Abdulvosi Latipov had been in and out of Russian courts facing extradition hearings for years. Authorities in his native Tajikistan wanted to try Latipov, who allegedly fought with the opposition during the country’s 1990s civil war, on charges including kidnapping and terrorism. He was seeking asylum, fearing, probably rightly, that he would never receive a fair trial in Tajikistan.
Under its commitments to the European Court of Human Rights, Russia cannot extradite a suspect to a country where he might be tortured (like Tajikistan, where abuse is well documented).
Yet somehow, Amnesty International reports, Latipov is back in Tajikistan and being held incommunicado. “Reportedly he was released from detention [in Russia] on 15 October 2012 and days later forcibly taken from a flat he had been staying [in] by unidentified armed men wearing masks,” Amnesty said this month. Now in Tajikistan, “his lawyer fears that his client is being tortured and otherwise ill-treated in order to extract confessions or force him to incriminate other people.”
It's not the first time a Central Asian has disappeared in Russia only to reappear a few days later in a prison cell at home.
For example, another Tajikistani, Savriddin Juraev, was reportedly abducted in late 2011 from a Moscow metro station, according to an account by Fergananews.com. A few weeks later he appeared in a Khujand prison. He could not have voluntarily returned home because he did not have his passport, only a temporary asylum certificate. On April 19 this year he was sentenced to 26 years in prison for, as Fergananews.com reports, attempting to overthrow the government. Juraev maintains his innocence.

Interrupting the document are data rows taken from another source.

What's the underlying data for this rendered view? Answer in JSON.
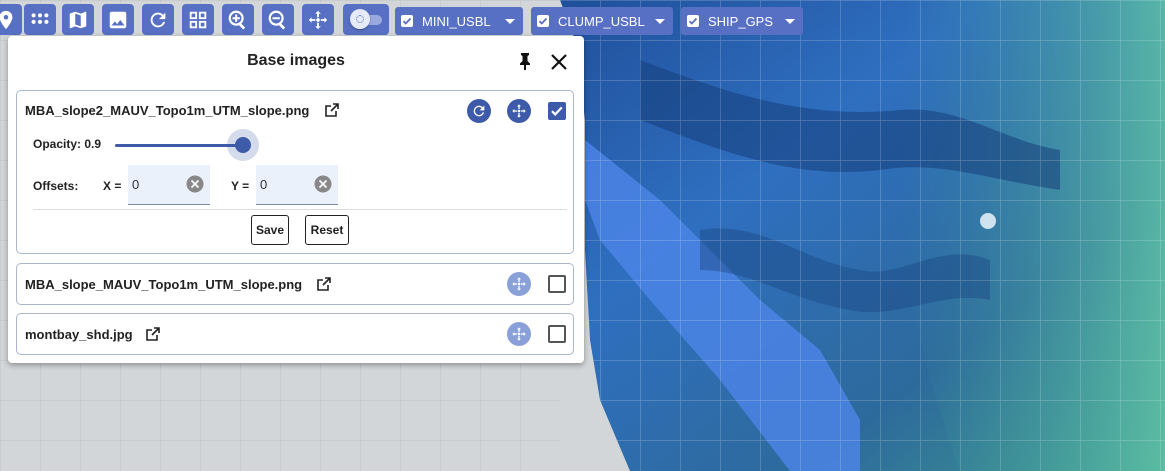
{
  "toolbar": {
    "icons": [
      "map-marker-icon",
      "apps-grid-icon",
      "map-icon",
      "image-icon",
      "refresh-icon",
      "dashboard-icon",
      "zoom-in-icon",
      "zoom-out-icon",
      "move-icon"
    ],
    "layers": [
      {
        "label": "MINI_USBL",
        "checked": true
      },
      {
        "label": "CLUMP_USBL",
        "checked": true
      },
      {
        "label": "SHIP_GPS",
        "checked": true
      }
    ],
    "accent": "#5870c4"
  },
  "panel": {
    "title": "Base images",
    "images": [
      {
        "name": "MBA_slope2_MAUV_Topo1m_UTM_slope.png",
        "checked": true,
        "opacity_label": "Opacity: 0.9",
        "opacity": 0.9,
        "offsets_label": "Offsets:",
        "x_label": "X =",
        "x_value": "0",
        "y_label": "Y =",
        "y_value": "0",
        "save_label": "Save",
        "reset_label": "Reset"
      },
      {
        "name": "MBA_slope_MAUV_Topo1m_UTM_slope.png",
        "checked": false
      },
      {
        "name": "montbay_shd.jpg",
        "checked": false
      }
    ],
    "accent": "#3d5ba8"
  }
}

Then there’s Nizomkhon Juraev (unclear if he is related to Savriddin, but the name is quite common). His is a similar story from last spring – he showed up Dushanbe (again without a passport) while his case in Russia was pending before the European Court of Human Rights, according to Amnesty.

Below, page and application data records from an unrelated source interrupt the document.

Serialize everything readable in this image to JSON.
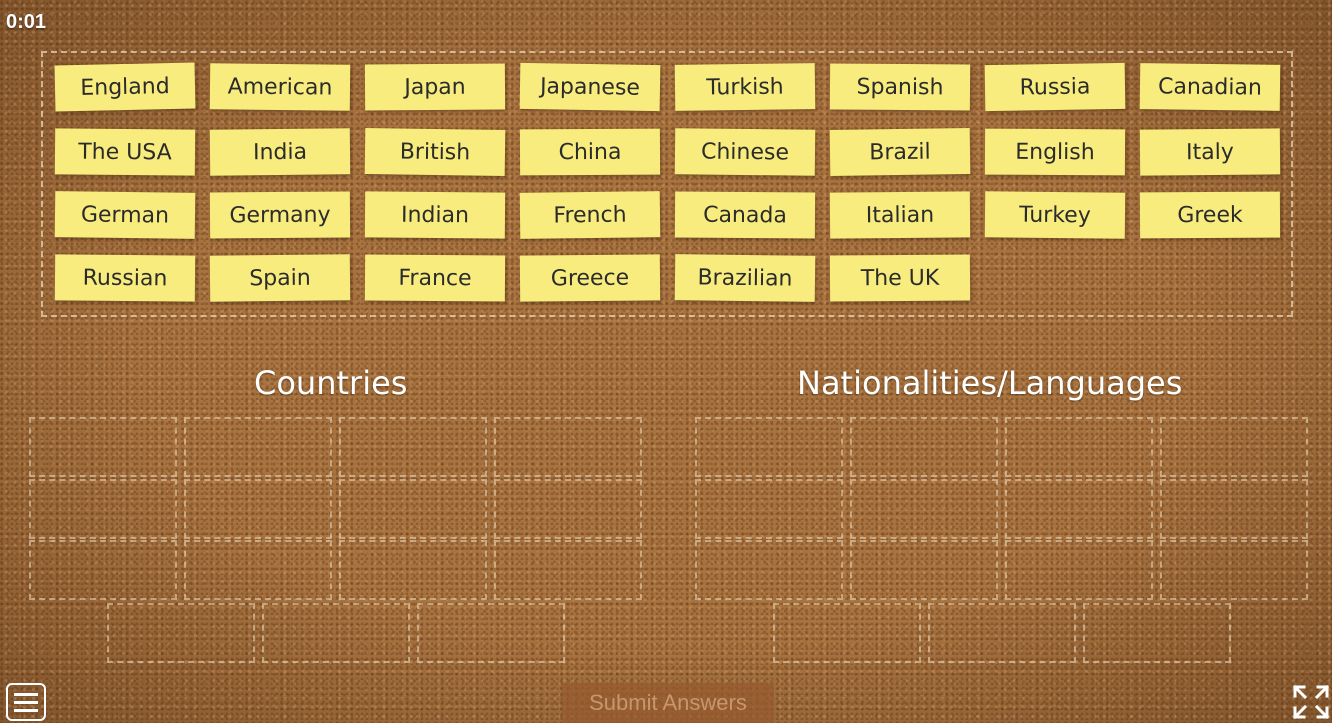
{
  "timer": "0:01",
  "cards": [
    {
      "label": "England"
    },
    {
      "label": "American"
    },
    {
      "label": "Japan"
    },
    {
      "label": "Japanese"
    },
    {
      "label": "Turkish"
    },
    {
      "label": "Spanish"
    },
    {
      "label": "Russia"
    },
    {
      "label": "Canadian"
    },
    {
      "label": "The USA"
    },
    {
      "label": "India"
    },
    {
      "label": "British"
    },
    {
      "label": "China"
    },
    {
      "label": "Chinese"
    },
    {
      "label": "Brazil"
    },
    {
      "label": "English"
    },
    {
      "label": "Italy"
    },
    {
      "label": "German"
    },
    {
      "label": "Germany"
    },
    {
      "label": "Indian"
    },
    {
      "label": "French"
    },
    {
      "label": "Canada"
    },
    {
      "label": "Italian"
    },
    {
      "label": "Turkey"
    },
    {
      "label": "Greek"
    },
    {
      "label": "Russian"
    },
    {
      "label": "Spain"
    },
    {
      "label": "France"
    },
    {
      "label": "Greece"
    },
    {
      "label": "Brazilian"
    },
    {
      "label": "The UK"
    }
  ],
  "groups": {
    "countries": {
      "title": "Countries"
    },
    "nationalities": {
      "title": "Nationalities/Languages"
    }
  },
  "submit_label": "Submit Answers",
  "icons": {
    "menu": "hamburger-menu-icon",
    "fullscreen": "expand-fullscreen-icon"
  },
  "colors": {
    "card": "#f7ec7d",
    "board": "#a9733f",
    "text_on_board": "#ffffff"
  }
}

The list goes on, numbering in the dozens according to right activists. And the cases often follow a common pattern: After years of court appeals on assorted charges in Russia, the asylum seeker is suddenly released from Russian custody. Days later he disappears. Many of these cases involve nationals of Uzbekistan, where Human Rights Watch has described in painful detail an unjust court system and a notoriously brutal security forces.
For example, since 2009 Uzbek authorities had sought Azamatzhon Ermakov on charges of Islamic extremism. From Russia, he had fought extradition and filed for asylum. In mid-2011, also according to an account by Fergananews.com, he was arrested in Nizhny Novgorod with a grenade – which he says police planted on him. On November 2, his lawyer appeared at the prison to visit his client. Ermakov was gone and Russian authorities, as usual, have been keeping mum.

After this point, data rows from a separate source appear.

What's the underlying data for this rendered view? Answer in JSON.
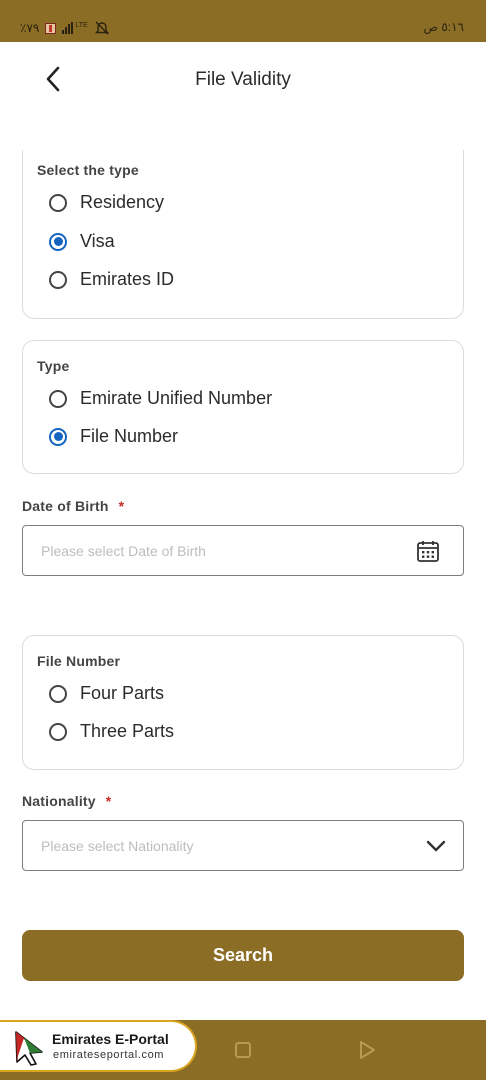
{
  "status_bar": {
    "left_text": "٪٧٩",
    "network_label": "LTE",
    "time": "٥:١٦ ص"
  },
  "app_bar": {
    "title": "File Validity"
  },
  "select_type": {
    "label": "Select the type",
    "options": [
      {
        "label": "Residency",
        "selected": false
      },
      {
        "label": "Visa",
        "selected": true
      },
      {
        "label": "Emirates ID",
        "selected": false
      }
    ]
  },
  "type": {
    "label": "Type",
    "options": [
      {
        "label": "Emirate Unified Number",
        "selected": false
      },
      {
        "label": "File Number",
        "selected": true
      }
    ]
  },
  "date_of_birth": {
    "label": "Date of Birth",
    "required_mark": "*",
    "placeholder": "Please select Date of Birth"
  },
  "file_number": {
    "label": "File Number",
    "options": [
      {
        "label": "Four Parts",
        "selected": false
      },
      {
        "label": "Three Parts",
        "selected": false
      }
    ]
  },
  "nationality": {
    "label": "Nationality",
    "required_mark": "*",
    "placeholder": "Please select Nationality"
  },
  "search_button": {
    "label": "Search"
  },
  "watermark": {
    "title": "Emirates E-Portal",
    "url": "emirateseportal.com"
  },
  "colors": {
    "brand": "#8c6d26",
    "radio_selected": "#1565c0",
    "required": "#c62828",
    "watermark_border": "#d9a420"
  }
}
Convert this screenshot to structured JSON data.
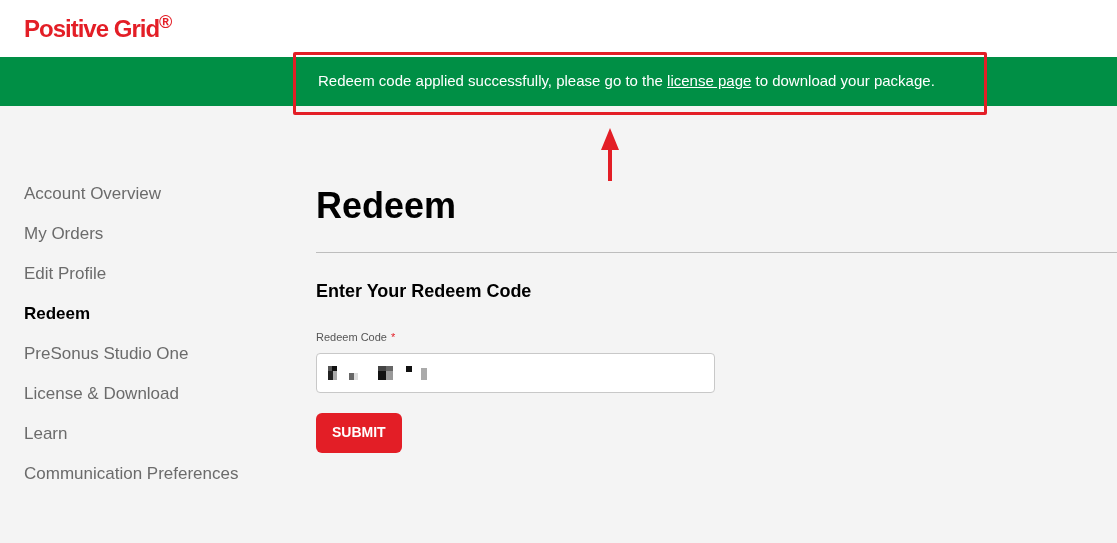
{
  "logo": "Positive Grid$^{®}$",
  "banner": {
    "text_before": "Redeem code applied successfully, please go to the",
    "link": "license page",
    "text_after": "to download your package."
  },
  "sidebar": {
    "items": [
      {
        "label": "Account Overview",
        "selected": false
      },
      {
        "label": "My Orders",
        "selected": false
      },
      {
        "label": "Edit Profile",
        "selected": false
      },
      {
        "label": "Redeem",
        "selected": true
      },
      {
        "label": "PreSonus Studio One",
        "selected": false
      },
      {
        "label": "License & Download",
        "selected": false
      },
      {
        "label": "Learn",
        "selected": false
      },
      {
        "label": "Communication Preferences",
        "selected": false
      }
    ]
  },
  "main": {
    "title": "Redeem",
    "section_title": "Enter Your Redeem Code",
    "field": {
      "label": "Redeem Code",
      "required_mark": "*"
    },
    "submit_button": "SUBMIT"
  }
}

In past cases, Russian officials have argued they do not believe those being extradited will face torture at home. In the case of Nizomkhon Juraev, as reported by Amnesty, the Moscow City Court ruled in 2011 that such fears are unfounded because Tajikistan has ratified the International Covenant on Civil and Political Rights, gotten rid of the death penalty, and given assurances that detainees would not be tortured. The court also argued that extant reports about the use of torture in Tajikistan were outdated.
Moscow rarely bows to the demands of its Central Asian neighbors, especially recalcitrant Uzbekistan. But when it comes to the extraordinary rendition of real or imagined troublemakers, the Russian authorities seem only too happy to comply.